TASK >>
Go through the lines below one by one and count those holding the string "Piscando". Give the count alone.

THE INPUT >>
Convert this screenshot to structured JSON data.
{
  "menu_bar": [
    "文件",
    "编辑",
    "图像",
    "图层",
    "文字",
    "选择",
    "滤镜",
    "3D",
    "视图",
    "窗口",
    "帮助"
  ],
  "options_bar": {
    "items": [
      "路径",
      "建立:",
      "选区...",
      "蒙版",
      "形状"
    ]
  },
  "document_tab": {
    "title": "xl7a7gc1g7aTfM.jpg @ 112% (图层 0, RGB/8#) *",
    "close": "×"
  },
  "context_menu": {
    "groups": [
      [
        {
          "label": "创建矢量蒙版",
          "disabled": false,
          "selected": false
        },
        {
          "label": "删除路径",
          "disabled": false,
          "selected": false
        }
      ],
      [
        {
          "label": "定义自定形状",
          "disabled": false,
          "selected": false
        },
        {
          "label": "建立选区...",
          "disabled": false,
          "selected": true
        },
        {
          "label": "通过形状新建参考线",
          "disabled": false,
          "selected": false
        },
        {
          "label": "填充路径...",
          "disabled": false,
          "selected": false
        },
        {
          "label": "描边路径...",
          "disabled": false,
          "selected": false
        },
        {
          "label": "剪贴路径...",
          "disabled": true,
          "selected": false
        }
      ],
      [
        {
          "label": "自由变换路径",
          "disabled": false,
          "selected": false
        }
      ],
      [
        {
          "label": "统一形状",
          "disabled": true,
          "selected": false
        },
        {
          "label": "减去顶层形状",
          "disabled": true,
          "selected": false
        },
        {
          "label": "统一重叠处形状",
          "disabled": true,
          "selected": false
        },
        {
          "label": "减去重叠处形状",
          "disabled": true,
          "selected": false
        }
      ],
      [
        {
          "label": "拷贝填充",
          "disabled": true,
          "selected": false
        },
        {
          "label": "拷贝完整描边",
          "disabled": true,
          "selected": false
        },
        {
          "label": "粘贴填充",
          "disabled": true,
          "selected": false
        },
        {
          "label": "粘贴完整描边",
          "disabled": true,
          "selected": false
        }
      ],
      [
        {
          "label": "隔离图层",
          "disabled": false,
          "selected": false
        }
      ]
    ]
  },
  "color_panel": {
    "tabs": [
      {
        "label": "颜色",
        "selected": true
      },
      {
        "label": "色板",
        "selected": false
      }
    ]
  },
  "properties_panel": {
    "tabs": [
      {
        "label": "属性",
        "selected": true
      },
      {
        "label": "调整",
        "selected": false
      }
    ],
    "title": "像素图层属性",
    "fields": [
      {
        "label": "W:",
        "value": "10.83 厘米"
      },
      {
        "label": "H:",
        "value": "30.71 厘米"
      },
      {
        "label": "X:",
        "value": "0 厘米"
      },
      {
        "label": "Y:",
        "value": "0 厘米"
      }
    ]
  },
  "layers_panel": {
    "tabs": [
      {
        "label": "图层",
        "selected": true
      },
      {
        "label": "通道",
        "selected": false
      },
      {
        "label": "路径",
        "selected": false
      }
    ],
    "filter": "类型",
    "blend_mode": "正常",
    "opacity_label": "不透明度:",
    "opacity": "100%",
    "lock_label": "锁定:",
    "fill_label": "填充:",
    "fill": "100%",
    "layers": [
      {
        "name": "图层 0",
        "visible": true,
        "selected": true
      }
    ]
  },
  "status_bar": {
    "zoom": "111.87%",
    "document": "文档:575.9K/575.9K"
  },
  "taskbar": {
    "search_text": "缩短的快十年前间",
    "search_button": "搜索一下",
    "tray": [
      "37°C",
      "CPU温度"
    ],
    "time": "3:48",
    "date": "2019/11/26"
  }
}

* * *

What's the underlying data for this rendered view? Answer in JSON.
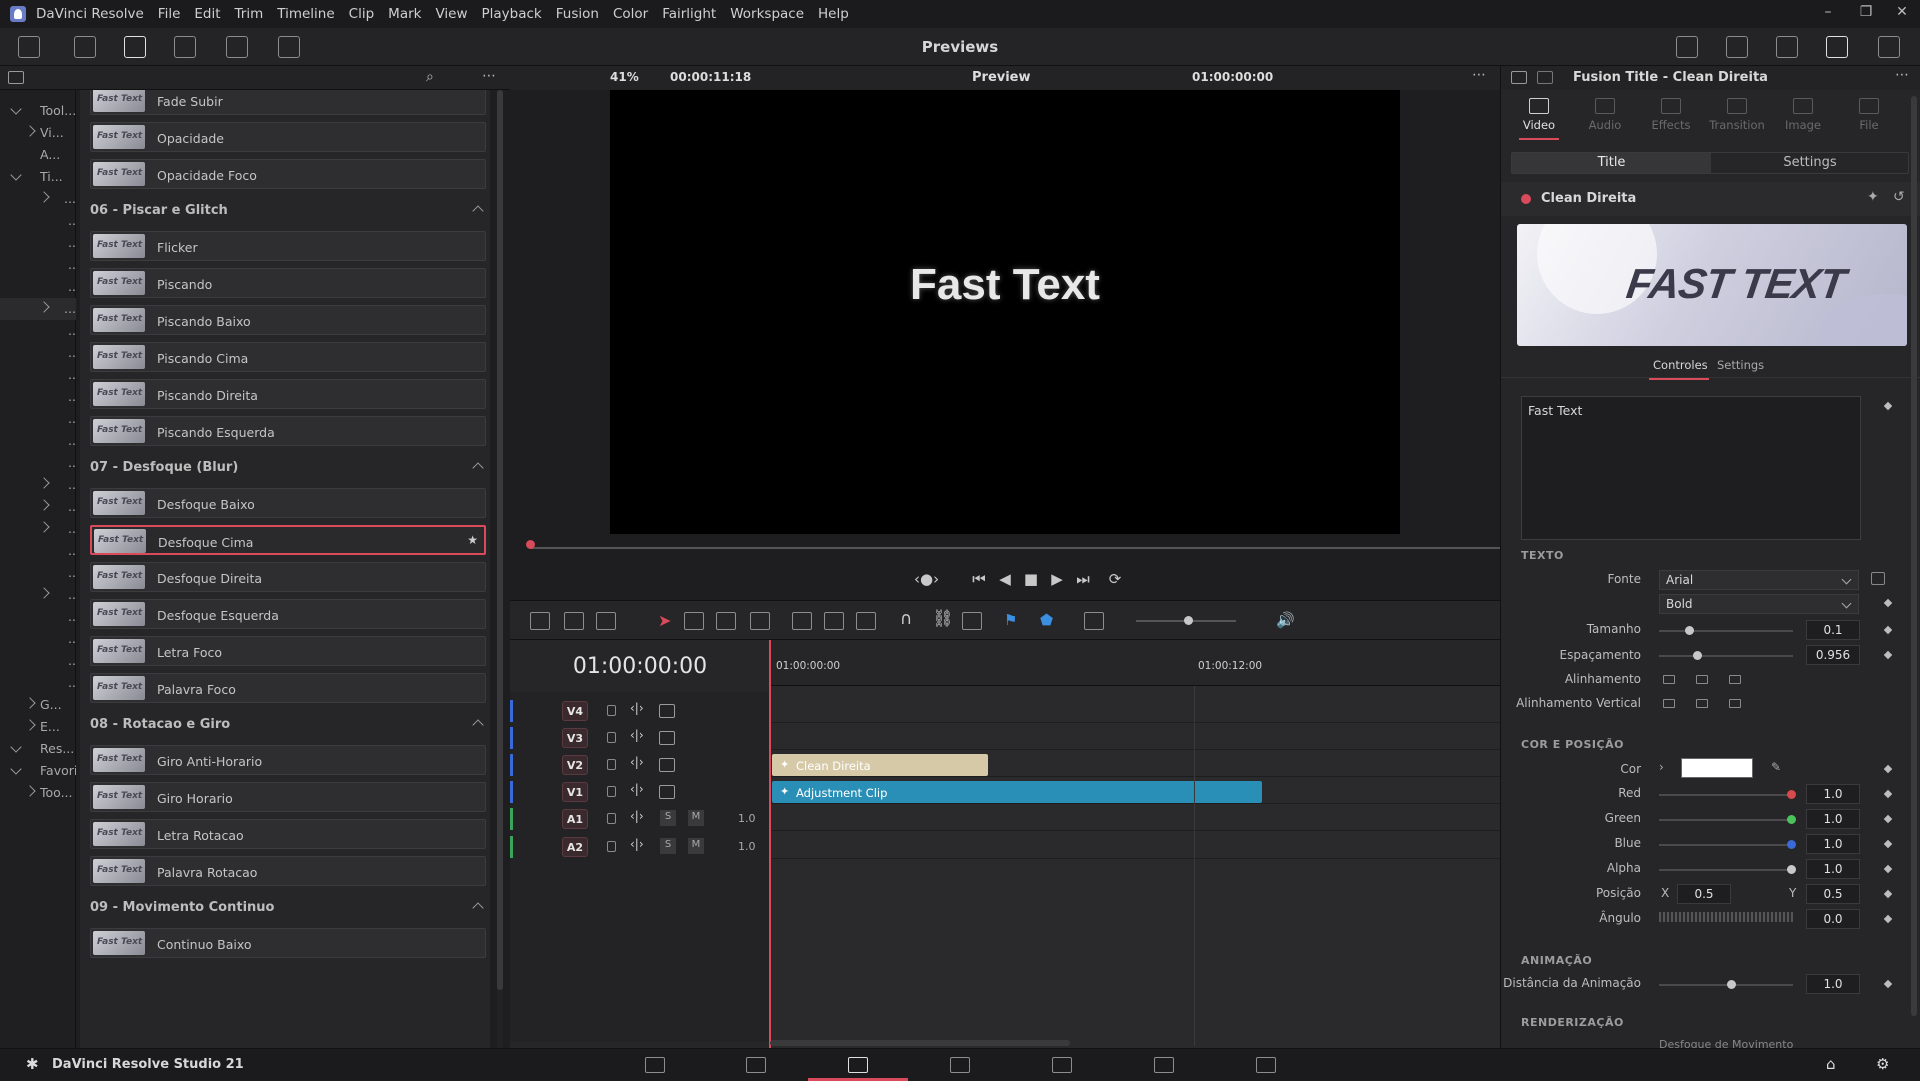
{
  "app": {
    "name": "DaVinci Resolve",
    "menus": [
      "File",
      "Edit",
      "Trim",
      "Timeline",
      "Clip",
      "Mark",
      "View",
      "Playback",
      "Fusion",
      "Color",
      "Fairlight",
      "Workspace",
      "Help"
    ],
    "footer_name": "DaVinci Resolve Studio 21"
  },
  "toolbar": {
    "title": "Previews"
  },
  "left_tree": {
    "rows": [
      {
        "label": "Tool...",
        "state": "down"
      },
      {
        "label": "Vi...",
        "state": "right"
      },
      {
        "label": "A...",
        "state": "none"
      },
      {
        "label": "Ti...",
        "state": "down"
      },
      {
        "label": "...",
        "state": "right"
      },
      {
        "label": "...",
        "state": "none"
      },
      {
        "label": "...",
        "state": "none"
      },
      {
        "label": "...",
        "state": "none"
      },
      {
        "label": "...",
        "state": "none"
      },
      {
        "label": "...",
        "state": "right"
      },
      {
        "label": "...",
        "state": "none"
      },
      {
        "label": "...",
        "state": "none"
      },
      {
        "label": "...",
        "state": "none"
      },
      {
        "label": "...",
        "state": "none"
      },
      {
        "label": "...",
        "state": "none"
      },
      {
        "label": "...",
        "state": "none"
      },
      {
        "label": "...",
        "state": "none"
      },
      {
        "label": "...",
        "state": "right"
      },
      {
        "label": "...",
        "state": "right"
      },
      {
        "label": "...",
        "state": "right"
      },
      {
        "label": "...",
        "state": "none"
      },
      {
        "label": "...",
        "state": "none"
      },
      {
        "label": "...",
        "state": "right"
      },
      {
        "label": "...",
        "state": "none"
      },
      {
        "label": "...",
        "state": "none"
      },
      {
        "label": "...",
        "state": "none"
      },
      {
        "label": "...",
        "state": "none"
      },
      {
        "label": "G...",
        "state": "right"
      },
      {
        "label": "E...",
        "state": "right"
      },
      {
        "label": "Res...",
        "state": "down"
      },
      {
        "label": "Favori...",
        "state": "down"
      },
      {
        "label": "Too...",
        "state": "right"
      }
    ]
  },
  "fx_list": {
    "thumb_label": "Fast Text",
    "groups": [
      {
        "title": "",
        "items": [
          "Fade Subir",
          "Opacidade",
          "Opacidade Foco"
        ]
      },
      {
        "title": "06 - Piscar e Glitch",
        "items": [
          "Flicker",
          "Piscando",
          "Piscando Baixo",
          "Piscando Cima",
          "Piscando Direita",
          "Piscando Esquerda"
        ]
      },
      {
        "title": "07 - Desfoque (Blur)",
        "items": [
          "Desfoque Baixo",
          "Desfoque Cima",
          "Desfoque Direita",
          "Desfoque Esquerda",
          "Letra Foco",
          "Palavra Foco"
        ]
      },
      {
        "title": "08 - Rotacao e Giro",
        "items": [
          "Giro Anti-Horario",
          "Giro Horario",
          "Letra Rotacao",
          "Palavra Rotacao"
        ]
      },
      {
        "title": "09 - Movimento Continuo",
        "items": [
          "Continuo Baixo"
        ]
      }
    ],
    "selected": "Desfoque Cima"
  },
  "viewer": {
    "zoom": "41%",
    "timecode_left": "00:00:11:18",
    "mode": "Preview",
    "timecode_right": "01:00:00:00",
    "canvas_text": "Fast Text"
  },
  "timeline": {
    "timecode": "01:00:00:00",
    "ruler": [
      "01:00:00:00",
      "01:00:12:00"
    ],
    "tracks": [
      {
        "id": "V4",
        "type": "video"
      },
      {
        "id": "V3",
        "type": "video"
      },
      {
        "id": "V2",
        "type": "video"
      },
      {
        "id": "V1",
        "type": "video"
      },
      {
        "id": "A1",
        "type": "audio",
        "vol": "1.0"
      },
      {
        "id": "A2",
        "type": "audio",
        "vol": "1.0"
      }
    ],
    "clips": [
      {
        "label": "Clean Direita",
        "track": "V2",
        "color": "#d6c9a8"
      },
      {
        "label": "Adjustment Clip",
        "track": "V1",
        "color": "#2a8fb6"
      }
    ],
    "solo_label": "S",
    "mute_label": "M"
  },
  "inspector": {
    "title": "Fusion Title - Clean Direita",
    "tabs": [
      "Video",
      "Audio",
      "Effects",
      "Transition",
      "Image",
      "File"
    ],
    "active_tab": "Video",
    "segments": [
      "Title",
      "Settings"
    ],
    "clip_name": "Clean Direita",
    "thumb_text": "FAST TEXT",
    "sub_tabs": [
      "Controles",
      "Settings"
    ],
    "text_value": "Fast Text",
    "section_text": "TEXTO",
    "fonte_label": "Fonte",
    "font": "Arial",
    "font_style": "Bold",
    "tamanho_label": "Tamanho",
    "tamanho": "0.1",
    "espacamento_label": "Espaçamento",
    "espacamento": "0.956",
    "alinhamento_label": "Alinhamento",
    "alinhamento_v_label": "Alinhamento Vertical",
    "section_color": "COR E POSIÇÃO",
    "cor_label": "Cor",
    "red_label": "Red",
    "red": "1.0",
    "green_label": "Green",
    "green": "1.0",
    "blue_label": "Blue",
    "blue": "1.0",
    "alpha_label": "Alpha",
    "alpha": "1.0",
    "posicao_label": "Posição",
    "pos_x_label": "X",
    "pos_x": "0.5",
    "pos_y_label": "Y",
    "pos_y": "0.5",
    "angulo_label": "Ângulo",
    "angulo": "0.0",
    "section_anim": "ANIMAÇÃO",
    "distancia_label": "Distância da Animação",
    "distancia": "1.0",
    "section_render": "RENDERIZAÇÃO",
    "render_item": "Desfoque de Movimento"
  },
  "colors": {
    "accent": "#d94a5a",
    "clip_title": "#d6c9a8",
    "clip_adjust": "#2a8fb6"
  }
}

WRITTEN SOLUTION >>
5